I have always loved ping pong and have been a very competitive player for many years. When I was a freshman in high school, my father and I rescued a beat-up table from a yard sale, stripped the warped wood off the frame, and built a new table from scratch. That table saw hundreds of games and bore distinctive marks of character. It has since been warped from too many Colorado winters, being covered with snow, even with a tarp over it, but along with my paddle that was held together with two different colors of athletic tape, will always be symbols of growing up and learning from my dad. It drove me insane to lose to my dad, and I still remember the first time I beat him in a best of seven. I have always loved table tennis, and still enjoy heated games with my father, as well as my best friends and the rest of my cousins and family.

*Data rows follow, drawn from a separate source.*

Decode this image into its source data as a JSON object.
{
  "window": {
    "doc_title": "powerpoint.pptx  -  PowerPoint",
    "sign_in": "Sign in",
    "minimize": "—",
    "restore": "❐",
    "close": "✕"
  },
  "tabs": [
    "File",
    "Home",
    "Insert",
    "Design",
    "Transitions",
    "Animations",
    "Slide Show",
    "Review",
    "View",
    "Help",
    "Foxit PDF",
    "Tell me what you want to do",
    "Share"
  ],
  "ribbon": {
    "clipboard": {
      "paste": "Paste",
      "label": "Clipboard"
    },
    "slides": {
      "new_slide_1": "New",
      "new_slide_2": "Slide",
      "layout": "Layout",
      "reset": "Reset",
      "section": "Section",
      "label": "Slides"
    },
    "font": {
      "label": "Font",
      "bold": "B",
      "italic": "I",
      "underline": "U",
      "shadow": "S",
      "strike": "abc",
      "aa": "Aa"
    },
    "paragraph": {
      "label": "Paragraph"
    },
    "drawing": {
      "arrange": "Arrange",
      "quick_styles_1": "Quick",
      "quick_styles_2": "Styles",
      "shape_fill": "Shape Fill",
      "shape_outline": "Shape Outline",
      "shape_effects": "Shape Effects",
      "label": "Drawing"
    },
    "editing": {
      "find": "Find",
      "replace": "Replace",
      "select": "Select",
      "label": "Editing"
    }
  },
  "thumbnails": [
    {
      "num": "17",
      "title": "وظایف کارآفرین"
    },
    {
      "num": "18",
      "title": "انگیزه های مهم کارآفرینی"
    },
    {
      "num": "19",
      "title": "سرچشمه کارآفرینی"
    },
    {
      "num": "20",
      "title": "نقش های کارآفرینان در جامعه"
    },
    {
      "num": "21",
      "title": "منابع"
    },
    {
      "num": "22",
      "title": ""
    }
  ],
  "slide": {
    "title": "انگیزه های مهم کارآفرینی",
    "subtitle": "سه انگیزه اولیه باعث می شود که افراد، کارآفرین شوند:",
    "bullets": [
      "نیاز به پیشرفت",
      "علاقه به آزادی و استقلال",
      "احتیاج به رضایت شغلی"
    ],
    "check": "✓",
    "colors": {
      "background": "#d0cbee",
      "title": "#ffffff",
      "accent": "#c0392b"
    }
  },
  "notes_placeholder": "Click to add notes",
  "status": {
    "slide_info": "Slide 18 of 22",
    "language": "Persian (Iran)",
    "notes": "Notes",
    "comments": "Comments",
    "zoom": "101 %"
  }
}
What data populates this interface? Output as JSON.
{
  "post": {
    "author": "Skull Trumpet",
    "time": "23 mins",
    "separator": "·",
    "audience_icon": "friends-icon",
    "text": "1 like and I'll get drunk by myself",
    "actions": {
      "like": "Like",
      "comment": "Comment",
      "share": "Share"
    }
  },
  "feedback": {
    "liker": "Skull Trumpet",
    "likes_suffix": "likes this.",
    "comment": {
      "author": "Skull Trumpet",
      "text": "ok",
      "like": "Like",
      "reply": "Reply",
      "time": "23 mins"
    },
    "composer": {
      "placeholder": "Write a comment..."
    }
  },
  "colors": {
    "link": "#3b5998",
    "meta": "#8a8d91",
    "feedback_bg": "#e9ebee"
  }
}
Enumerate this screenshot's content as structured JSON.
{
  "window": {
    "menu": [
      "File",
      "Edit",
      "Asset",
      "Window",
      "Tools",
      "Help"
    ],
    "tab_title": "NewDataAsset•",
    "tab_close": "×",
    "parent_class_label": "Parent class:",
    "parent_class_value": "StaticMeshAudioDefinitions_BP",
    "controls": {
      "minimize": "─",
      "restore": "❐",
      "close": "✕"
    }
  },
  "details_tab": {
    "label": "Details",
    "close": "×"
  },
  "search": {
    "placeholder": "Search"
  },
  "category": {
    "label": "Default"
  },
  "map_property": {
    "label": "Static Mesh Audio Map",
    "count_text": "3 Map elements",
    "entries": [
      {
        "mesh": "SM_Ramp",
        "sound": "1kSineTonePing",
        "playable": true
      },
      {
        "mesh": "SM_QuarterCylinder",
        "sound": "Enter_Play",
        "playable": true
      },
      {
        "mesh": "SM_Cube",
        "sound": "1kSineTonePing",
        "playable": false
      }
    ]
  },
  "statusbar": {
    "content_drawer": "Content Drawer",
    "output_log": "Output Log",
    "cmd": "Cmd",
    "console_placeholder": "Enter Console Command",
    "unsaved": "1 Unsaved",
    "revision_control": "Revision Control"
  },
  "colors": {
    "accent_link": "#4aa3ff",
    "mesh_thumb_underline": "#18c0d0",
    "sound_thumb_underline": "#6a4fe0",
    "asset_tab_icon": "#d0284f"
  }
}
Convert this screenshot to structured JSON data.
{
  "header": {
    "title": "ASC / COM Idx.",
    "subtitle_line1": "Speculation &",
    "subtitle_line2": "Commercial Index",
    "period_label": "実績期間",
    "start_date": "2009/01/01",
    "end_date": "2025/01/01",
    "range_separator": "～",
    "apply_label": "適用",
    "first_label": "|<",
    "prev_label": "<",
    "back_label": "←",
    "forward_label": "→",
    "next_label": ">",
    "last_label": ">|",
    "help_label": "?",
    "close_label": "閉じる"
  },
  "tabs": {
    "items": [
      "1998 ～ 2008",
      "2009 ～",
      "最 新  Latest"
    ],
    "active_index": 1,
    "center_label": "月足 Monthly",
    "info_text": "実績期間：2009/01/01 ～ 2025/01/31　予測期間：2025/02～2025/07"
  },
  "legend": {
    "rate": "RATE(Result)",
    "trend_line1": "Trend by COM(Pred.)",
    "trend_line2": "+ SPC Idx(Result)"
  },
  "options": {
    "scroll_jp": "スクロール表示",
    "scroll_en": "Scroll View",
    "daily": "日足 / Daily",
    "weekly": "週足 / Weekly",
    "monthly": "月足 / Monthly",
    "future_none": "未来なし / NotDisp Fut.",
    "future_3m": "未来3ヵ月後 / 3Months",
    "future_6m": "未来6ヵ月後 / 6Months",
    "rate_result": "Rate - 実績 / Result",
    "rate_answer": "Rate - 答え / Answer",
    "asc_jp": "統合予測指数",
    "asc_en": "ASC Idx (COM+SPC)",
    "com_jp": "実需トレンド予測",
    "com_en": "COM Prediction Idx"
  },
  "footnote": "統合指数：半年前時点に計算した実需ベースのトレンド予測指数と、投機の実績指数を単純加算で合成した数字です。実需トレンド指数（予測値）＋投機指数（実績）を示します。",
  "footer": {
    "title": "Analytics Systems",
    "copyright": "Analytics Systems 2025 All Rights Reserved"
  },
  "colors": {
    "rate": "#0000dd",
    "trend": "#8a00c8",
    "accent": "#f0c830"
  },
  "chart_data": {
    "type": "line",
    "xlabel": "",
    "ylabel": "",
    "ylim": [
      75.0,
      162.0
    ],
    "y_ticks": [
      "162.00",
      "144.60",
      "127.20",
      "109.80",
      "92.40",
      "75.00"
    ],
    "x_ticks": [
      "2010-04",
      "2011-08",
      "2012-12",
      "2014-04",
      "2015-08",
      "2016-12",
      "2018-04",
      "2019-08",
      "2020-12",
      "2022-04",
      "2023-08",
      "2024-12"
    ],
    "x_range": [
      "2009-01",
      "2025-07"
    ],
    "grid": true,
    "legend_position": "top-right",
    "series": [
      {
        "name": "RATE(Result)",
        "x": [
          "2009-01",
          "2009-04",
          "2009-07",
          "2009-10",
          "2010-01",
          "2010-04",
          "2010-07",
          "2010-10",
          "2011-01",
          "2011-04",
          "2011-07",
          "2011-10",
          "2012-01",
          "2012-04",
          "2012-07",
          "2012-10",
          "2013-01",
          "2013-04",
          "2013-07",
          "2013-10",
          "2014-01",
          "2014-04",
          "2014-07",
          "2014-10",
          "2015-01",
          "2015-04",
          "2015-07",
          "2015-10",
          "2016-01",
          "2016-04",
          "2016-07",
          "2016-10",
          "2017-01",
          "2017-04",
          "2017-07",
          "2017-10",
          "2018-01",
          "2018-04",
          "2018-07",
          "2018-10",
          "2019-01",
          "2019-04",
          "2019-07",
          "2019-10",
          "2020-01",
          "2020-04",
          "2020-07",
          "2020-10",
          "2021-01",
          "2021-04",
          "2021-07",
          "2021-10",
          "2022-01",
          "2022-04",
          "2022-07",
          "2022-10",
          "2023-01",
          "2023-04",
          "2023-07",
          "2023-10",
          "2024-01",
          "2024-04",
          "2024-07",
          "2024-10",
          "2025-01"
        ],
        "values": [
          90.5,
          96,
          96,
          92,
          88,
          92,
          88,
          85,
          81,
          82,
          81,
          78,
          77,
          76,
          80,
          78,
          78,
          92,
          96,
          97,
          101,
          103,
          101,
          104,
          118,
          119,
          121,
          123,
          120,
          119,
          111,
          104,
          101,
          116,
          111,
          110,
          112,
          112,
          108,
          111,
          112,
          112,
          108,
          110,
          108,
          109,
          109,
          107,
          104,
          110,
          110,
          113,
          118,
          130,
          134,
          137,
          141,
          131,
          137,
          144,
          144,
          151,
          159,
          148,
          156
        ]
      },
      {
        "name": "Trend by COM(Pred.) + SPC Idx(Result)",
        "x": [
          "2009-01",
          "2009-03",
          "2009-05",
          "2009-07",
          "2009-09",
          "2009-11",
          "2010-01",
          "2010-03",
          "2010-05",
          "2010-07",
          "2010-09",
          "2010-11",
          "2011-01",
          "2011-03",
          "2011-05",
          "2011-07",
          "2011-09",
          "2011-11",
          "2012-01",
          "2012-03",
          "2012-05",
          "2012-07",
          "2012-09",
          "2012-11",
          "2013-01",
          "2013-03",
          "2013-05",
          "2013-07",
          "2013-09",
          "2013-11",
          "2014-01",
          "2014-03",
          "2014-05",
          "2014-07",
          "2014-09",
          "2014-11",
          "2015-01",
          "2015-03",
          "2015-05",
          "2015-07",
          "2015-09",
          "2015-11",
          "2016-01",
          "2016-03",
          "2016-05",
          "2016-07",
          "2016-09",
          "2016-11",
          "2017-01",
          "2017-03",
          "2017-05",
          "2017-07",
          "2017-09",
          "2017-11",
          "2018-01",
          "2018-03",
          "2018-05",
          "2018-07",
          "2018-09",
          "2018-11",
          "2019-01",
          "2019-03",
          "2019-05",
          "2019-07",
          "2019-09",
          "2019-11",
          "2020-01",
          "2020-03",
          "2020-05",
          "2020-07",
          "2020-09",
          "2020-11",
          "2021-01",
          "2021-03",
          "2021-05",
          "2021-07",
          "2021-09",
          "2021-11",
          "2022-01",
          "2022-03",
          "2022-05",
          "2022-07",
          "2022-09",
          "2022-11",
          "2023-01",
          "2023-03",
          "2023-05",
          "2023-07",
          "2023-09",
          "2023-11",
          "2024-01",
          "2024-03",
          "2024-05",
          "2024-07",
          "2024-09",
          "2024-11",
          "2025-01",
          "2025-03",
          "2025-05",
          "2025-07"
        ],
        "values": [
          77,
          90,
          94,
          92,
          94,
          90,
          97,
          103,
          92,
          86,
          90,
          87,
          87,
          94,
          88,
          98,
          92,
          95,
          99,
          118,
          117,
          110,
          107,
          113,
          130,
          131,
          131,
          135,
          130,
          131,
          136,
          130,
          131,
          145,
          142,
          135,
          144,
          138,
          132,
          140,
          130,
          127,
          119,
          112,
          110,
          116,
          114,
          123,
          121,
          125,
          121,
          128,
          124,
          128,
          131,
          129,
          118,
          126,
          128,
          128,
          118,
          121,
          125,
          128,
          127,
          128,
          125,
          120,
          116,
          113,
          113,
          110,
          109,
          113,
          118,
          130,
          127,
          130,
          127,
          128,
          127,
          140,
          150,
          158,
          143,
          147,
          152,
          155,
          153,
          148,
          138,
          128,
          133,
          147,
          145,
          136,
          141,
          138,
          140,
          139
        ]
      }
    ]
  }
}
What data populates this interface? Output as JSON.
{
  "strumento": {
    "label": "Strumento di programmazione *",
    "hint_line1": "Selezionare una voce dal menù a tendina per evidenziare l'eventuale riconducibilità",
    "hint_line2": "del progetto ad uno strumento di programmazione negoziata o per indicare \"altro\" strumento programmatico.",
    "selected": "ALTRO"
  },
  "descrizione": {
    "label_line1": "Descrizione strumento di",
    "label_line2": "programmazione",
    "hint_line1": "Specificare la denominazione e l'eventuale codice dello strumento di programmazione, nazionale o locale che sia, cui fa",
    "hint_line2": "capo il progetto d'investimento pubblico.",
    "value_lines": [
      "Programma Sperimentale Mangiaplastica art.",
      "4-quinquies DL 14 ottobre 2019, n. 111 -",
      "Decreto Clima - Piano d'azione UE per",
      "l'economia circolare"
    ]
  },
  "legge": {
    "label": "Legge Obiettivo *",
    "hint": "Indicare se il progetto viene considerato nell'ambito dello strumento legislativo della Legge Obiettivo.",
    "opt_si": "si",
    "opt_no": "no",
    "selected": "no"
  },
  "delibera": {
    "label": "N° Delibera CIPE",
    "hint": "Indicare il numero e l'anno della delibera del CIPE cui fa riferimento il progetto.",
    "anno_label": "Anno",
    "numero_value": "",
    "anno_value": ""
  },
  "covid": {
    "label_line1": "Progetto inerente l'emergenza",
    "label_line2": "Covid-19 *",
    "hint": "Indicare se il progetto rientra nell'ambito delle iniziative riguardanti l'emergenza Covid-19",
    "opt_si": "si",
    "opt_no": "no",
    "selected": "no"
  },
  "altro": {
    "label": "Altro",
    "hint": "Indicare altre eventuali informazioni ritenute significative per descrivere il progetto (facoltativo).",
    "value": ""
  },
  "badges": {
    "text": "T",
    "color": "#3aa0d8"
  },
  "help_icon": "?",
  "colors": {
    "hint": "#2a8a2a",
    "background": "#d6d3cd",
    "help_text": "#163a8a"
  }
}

This year, I am living off campus on the Hill with five other friends in a Big Yellow Home (BYH). With a ping pong table in the basement, competition naturally progresses from friendly volleys to an intense environment with abundant yelling and paddle throwing. However, an opportunity presented itself in the form of my roommate Philippe's father, a nationally ranked table tennis player who invited the two of us to come play with his club this past Monday. Philippe and I grabbed our paddles, filled up water bottles, and left for the St. Vrain Memorial Center in Longmont.
The scene that we encountered was one that I was not prepared for in any way. A basketball court had been converted to a table tennis arena, with ten tables set up amid rows of barriers dividing the gym into two columns of five tables each. Players were wailing at each other with the ferocity seen in the Olympics, and while the competitors were mostly male, there were a few girls scattered amongst the table. Family members of players sat in the bleachers, cheering on their husbands and sons. To enter the fray, one placed his paddle on the side of a table during a game, and the winner would then hold up the paddle resting on the table, accepting the challenge to come. Philippe and I grabbed an open table and played a few games, but when we started playing the other club members, the fun really started. The games were played in a best of five series, games to 11, win by two, with serves switching off every two time. I lost in five games to a lawyer from Louisville and got swept by a CU physics grad student, but then beat a Korean father of two named Albert 3-1 after losing the first game 11-2. I was absolutely pumped after that, and after another game with Philippe, we headed home at 10:15, almost three hours after we had arrived. Philippe and I never challenged some of the top players at the club, with the exception of his father, but it was an awesome time. Sweating, tired, and filled with nothing but love for table tennis, we headed home to many more battles in the BYH to come.
Until next time,